The complexity of the negotiations, combined with the economic downturn over the past year, has only added to the growing uncertainty over the outcome at Copenhagen. On the one hand, emissions levels are rapidly dropping in many developed countries. For example, Japan recently announced its emissions had declined by 6.2 percent in the fiscal year that ended in March 2009 compared with the previous fiscal year, mostly as a result of lower energy consumption due to the recession. Tsutomu Toichi, chief executive researcher at the Institute of Energy Economics of Japan, said recently that another 5 percent to 6 percent drop in emissions this fiscal year was possible due to the fall in steel output.
On the other hand, as factories stand idle, cars stay in their garages and unemployment lines stretch in the U.S., polls show climate change is less on the minds of Americans than at the time of the 2007 Bali conference. The change of attitude in the U.S., in particular, has created a political stalemate over the past few months at various U.N. sponsored conferences designed to prepare for Copenhagen.
The deadlock has growing numbers of environmental experts and political leaders saying the conference is unlikely to produce a full treaty, but will have to aim for a political framework upon which a treaty can be built sometime next year. Preparations are under way, in fact, to schedule a follow-up conference, perhaps in spring 2010.
But senior U.N. officials warn that the pace of progress needs to pick up to meet the threat of irreversible climate change at the Copenhagen conference, rather than somewhere, sometime in the future.
"Science tells us that the stakes at Copenhagen could not be higher.
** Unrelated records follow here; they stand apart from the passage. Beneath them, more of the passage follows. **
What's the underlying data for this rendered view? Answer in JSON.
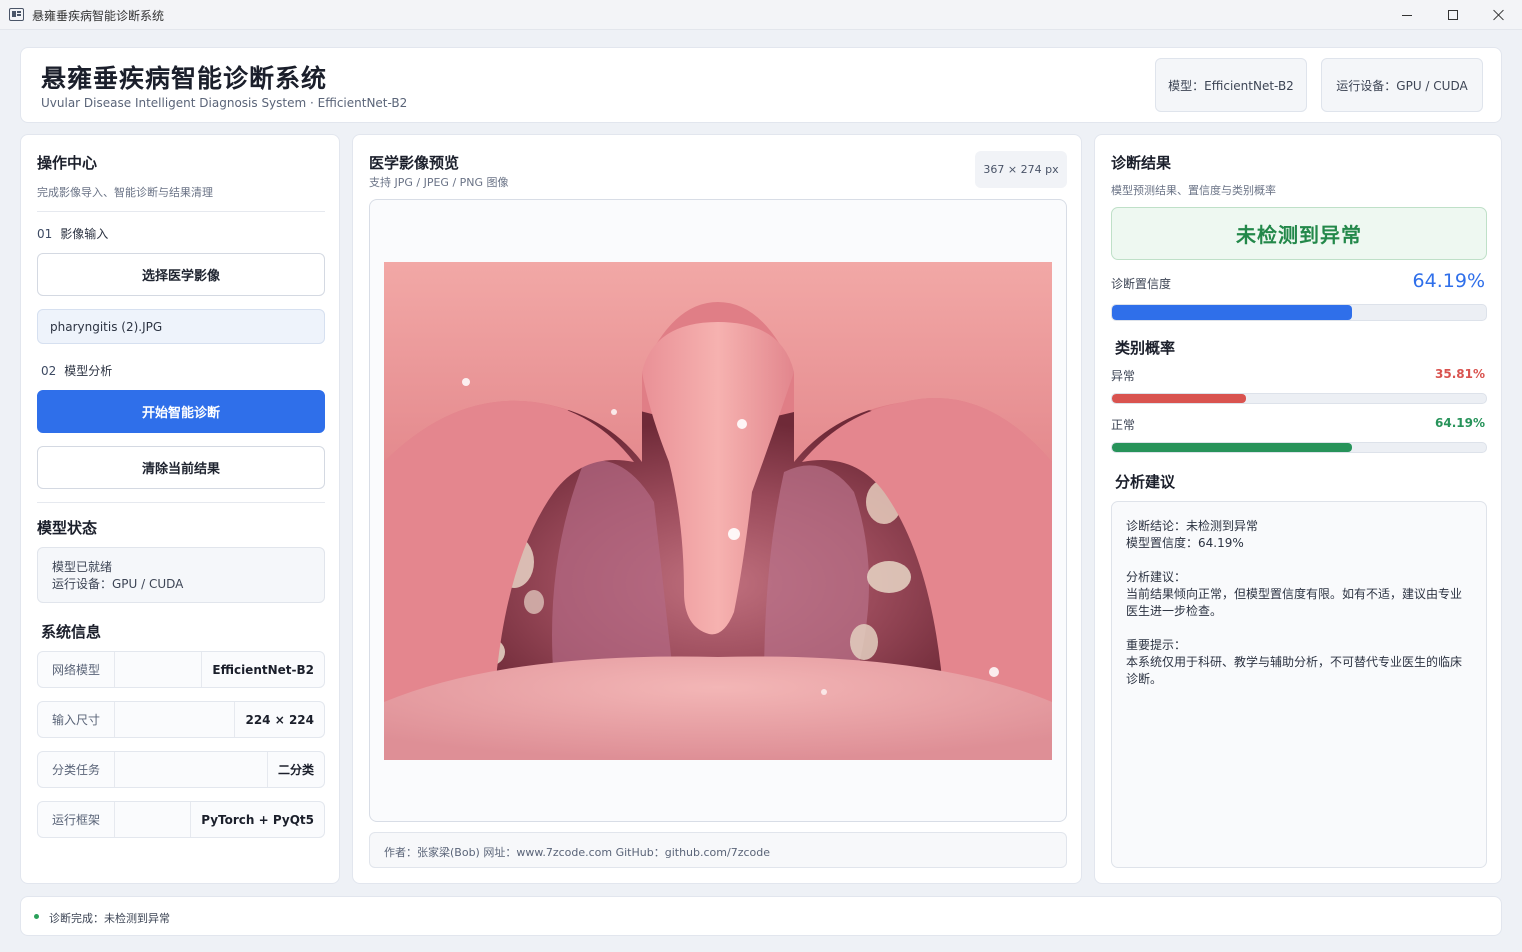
{
  "window": {
    "title": "悬雍垂疾病智能诊断系统"
  },
  "header": {
    "title": "悬雍垂疾病智能诊断系统",
    "subtitle": "Uvular Disease Intelligent Diagnosis System · EfficientNet-B2",
    "model_pill": "模型：EfficientNet-B2",
    "device_pill": "运行设备：GPU / CUDA"
  },
  "left": {
    "title": "操作中心",
    "subtitle": "完成影像导入、智能诊断与结果清理",
    "step1_num": "01",
    "step1_label": "影像输入",
    "select_button": "选择医学影像",
    "file_name": "pharyngitis (2).JPG",
    "step2_num": "02",
    "step2_label": "模型分析",
    "start_button": "开始智能诊断",
    "clear_button": "清除当前结果",
    "model_status_title": "模型状态",
    "model_status_line1": "模型已就绪",
    "model_status_line2": "运行设备：GPU / CUDA",
    "system_info_title": "系统信息",
    "info_rows": [
      {
        "key": "网络模型",
        "value": "EfficientNet-B2"
      },
      {
        "key": "输入尺寸",
        "value": "224 × 224"
      },
      {
        "key": "分类任务",
        "value": "二分类"
      },
      {
        "key": "运行框架",
        "value": "PyTorch + PyQt5"
      }
    ]
  },
  "center": {
    "title": "医学影像预览",
    "subtitle": "支持 JPG / JPEG / PNG 图像",
    "size_badge": "367 × 274 px",
    "footer": "作者：张家梁(Bob)  网址：www.7zcode.com GitHub：github.com/7zcode"
  },
  "right": {
    "title": "诊断结果",
    "subtitle": "模型预测结果、置信度与类别概率",
    "result": "未检测到异常",
    "confidence_label": "诊断置信度",
    "confidence_value": "64.19%",
    "confidence_fraction": 0.6419,
    "class_prob_title": "类别概率",
    "classes": [
      {
        "name": "异常",
        "value": "35.81%",
        "fraction": 0.3581,
        "color": "#d9534f"
      },
      {
        "name": "正常",
        "value": "64.19%",
        "fraction": 0.6419,
        "color": "#27935a"
      }
    ],
    "advice_title": "分析建议",
    "advice": {
      "conclusion": "诊断结论：未检测到异常",
      "confidence": "模型置信度：64.19%",
      "suggest_title": "分析建议：",
      "suggest_text": "当前结果倾向正常，但模型置信度有限。如有不适，建议由专业医生进一步检查。",
      "notice_title": "重要提示：",
      "notice_text": "本系统仅用于科研、教学与辅助分析，不可替代专业医生的临床诊断。"
    }
  },
  "statusbar": {
    "text": "诊断完成：未检测到异常"
  },
  "colors": {
    "primary": "#2f6fea",
    "success": "#27935a",
    "danger": "#d9534f"
  }
}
But the benefits of taking urgent, united action are similarly powerful. We must not squander this unique opportunity to chart a new path to low-carbon prosperity for all. It is essential that we achieve an ambitious climate deal in Copenhagen. The moment is now," said U.N. Secretary General Ban Ki Moon.